====== Data section ======

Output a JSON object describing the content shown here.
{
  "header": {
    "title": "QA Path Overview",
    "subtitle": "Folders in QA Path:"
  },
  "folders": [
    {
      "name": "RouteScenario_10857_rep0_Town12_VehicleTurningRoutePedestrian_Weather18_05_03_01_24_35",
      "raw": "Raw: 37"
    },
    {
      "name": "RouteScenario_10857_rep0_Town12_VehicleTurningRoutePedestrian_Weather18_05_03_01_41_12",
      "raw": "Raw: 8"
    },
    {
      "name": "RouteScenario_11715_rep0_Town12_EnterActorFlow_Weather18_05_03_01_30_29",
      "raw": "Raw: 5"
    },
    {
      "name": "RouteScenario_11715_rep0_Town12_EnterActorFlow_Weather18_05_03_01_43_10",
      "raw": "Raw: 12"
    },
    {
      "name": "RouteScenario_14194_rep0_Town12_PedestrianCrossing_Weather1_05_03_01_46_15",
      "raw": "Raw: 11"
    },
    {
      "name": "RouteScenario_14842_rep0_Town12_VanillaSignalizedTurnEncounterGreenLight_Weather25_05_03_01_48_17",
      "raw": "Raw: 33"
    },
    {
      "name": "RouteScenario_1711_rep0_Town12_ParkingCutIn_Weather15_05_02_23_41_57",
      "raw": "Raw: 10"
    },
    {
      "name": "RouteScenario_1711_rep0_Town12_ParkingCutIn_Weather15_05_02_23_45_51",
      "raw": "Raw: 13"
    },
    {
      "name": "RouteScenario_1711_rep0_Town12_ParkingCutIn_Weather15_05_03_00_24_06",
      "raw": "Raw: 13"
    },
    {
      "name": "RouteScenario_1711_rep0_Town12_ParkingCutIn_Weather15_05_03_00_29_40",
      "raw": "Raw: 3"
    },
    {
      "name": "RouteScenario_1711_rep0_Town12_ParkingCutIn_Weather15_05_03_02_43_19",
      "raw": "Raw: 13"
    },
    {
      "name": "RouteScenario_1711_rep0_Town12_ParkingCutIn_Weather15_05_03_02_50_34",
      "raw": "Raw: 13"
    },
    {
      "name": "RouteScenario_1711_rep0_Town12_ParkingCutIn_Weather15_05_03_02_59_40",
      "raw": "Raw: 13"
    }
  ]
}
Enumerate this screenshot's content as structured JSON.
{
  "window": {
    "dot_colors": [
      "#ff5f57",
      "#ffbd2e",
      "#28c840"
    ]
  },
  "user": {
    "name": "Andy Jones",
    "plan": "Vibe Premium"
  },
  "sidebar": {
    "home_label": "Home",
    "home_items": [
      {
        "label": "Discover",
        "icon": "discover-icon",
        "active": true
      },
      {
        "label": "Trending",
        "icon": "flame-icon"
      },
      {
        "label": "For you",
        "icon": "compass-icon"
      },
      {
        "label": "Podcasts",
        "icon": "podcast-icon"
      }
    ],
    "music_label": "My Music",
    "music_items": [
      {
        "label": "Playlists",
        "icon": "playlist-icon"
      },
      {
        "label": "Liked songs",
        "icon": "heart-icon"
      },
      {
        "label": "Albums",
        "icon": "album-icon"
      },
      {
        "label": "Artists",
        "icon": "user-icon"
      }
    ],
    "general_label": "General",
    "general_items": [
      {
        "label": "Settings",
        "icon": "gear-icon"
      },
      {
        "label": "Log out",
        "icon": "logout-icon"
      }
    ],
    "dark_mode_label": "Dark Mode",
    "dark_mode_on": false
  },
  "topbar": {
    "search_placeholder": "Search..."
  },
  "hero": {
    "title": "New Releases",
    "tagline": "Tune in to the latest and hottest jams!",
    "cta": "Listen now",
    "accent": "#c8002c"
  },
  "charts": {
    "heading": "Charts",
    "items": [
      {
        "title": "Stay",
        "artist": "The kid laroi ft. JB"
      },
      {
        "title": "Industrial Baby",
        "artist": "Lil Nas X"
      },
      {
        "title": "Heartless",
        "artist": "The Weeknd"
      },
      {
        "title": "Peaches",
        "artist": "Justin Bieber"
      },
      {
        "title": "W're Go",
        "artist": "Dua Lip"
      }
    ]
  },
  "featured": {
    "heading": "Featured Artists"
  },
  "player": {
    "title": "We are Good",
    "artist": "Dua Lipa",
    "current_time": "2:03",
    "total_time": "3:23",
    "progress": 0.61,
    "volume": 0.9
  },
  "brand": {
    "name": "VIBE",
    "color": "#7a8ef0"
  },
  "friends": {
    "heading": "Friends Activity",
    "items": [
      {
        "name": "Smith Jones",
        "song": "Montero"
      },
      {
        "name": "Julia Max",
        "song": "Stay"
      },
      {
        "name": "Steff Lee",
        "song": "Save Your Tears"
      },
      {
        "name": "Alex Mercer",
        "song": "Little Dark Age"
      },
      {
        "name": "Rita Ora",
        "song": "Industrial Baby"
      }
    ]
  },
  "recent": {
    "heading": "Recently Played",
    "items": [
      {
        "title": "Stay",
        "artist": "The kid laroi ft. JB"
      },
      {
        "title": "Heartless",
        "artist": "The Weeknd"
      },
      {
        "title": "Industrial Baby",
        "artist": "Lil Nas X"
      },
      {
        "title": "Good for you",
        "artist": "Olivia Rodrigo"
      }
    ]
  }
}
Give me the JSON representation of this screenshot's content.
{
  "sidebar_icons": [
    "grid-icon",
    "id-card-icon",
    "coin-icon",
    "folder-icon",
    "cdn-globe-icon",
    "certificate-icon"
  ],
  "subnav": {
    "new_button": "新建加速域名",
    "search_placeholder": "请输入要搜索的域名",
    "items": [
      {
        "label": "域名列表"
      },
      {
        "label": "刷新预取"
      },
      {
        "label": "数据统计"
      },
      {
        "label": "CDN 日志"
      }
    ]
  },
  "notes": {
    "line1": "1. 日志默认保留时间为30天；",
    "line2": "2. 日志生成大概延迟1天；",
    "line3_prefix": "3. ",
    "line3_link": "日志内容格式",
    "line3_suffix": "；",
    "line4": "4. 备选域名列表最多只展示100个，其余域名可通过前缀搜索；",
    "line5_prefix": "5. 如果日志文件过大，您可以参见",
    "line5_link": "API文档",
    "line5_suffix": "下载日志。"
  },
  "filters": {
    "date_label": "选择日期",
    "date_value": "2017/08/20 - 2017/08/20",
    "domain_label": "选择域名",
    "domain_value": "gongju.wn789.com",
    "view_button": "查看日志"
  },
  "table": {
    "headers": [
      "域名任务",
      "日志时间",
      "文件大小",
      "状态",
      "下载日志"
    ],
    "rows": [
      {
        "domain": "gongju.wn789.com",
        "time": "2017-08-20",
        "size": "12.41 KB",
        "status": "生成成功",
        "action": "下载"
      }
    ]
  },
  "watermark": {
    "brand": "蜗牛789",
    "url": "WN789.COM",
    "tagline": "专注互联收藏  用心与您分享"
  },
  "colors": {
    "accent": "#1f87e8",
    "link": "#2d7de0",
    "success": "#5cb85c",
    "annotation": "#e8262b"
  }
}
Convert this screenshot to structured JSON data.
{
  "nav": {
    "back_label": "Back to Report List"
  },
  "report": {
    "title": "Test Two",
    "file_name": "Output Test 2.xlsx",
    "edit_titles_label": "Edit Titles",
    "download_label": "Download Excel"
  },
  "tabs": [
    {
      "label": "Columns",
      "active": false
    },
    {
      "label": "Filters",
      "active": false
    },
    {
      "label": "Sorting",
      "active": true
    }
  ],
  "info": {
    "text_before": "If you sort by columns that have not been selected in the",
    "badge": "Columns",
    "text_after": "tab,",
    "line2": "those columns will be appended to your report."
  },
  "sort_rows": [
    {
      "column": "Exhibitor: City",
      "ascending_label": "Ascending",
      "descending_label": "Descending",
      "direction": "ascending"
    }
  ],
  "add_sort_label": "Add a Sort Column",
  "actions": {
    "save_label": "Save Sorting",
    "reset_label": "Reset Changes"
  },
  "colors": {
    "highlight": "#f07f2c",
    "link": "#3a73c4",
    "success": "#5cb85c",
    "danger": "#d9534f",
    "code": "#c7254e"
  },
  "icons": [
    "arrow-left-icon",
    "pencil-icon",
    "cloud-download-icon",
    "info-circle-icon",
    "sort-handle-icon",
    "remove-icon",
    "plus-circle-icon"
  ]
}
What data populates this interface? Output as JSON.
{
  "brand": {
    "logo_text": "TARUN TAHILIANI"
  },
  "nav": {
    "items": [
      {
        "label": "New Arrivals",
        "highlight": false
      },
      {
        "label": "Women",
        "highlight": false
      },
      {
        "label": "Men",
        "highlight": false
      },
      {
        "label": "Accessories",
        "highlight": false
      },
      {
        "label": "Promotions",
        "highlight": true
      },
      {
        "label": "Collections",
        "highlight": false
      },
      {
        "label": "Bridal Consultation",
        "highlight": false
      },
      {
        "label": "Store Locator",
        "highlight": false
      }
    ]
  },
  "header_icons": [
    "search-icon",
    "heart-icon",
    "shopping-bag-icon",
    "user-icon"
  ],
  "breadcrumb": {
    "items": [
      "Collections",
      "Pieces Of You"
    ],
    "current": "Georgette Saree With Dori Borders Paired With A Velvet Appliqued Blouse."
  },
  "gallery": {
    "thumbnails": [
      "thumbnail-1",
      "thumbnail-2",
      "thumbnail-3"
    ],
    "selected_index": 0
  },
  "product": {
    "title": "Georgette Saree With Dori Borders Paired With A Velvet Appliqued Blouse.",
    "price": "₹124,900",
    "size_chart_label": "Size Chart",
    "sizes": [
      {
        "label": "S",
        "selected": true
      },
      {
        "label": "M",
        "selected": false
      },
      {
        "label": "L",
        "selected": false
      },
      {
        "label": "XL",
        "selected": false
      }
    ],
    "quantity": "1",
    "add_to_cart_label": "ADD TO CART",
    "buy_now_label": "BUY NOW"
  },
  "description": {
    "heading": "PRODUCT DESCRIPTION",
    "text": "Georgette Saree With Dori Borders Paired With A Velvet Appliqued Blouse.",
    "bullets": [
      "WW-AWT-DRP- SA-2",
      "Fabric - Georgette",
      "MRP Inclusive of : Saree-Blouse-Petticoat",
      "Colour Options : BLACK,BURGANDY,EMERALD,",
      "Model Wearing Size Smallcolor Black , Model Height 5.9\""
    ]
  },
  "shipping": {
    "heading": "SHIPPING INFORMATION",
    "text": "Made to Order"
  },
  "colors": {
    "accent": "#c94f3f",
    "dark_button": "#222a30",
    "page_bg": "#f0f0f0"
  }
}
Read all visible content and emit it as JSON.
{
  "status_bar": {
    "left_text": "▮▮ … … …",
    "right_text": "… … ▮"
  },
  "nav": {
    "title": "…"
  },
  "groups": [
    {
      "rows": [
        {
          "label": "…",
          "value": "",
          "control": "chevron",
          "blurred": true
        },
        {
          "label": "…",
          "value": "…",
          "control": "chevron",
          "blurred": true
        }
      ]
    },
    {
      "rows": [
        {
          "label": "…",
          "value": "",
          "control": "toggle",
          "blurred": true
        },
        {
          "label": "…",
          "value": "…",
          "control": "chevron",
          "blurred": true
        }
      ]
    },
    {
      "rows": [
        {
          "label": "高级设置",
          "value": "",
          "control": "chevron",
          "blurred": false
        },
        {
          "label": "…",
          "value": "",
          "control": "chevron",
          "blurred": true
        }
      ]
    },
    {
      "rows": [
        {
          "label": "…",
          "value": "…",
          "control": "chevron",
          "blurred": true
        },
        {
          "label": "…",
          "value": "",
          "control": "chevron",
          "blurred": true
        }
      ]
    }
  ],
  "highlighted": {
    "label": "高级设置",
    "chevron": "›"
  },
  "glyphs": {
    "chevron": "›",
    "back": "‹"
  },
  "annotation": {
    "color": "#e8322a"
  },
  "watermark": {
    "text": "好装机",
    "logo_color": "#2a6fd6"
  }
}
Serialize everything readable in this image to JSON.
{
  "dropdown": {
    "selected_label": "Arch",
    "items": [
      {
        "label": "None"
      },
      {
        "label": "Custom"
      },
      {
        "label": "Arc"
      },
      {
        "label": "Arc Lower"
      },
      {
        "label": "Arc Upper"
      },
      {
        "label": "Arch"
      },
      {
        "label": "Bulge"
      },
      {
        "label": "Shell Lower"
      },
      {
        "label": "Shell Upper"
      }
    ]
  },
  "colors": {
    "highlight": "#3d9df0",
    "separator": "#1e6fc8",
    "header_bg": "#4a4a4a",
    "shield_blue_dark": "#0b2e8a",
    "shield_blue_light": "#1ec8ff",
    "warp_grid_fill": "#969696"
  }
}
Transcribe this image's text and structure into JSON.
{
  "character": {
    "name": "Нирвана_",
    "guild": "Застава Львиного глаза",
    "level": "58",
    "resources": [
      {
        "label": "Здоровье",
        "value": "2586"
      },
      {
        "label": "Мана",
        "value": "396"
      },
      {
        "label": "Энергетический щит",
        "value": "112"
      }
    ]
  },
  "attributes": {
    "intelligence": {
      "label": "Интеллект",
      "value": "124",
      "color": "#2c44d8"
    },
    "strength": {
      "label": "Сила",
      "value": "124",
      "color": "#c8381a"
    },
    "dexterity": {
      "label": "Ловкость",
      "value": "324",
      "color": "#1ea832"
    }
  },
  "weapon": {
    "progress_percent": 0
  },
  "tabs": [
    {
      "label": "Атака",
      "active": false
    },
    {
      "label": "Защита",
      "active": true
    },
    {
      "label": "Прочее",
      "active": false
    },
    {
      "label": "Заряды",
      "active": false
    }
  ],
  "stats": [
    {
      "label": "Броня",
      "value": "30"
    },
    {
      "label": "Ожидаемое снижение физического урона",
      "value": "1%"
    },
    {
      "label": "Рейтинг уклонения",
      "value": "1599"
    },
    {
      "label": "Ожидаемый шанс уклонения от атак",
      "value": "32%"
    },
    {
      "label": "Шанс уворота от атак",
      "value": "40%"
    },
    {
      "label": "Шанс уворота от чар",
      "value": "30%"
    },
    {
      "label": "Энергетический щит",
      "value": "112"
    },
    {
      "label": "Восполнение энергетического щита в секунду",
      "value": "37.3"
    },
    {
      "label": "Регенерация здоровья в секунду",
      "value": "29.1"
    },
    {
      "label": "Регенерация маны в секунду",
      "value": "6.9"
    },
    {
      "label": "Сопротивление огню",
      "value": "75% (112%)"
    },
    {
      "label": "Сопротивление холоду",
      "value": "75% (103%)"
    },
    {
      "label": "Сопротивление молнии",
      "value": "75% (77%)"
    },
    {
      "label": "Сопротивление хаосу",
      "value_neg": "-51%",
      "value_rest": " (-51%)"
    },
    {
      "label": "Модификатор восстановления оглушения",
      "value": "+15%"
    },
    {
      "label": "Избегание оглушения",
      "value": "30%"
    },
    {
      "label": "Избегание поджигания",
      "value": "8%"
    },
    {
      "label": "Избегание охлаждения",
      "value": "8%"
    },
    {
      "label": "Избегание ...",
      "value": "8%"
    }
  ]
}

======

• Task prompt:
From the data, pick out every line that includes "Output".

• Response for this exercise:
Output a JSON object describing the content shown here.
    "file_name": "Output Test 2.xlsx",
What data populates this interface? Output as JSON.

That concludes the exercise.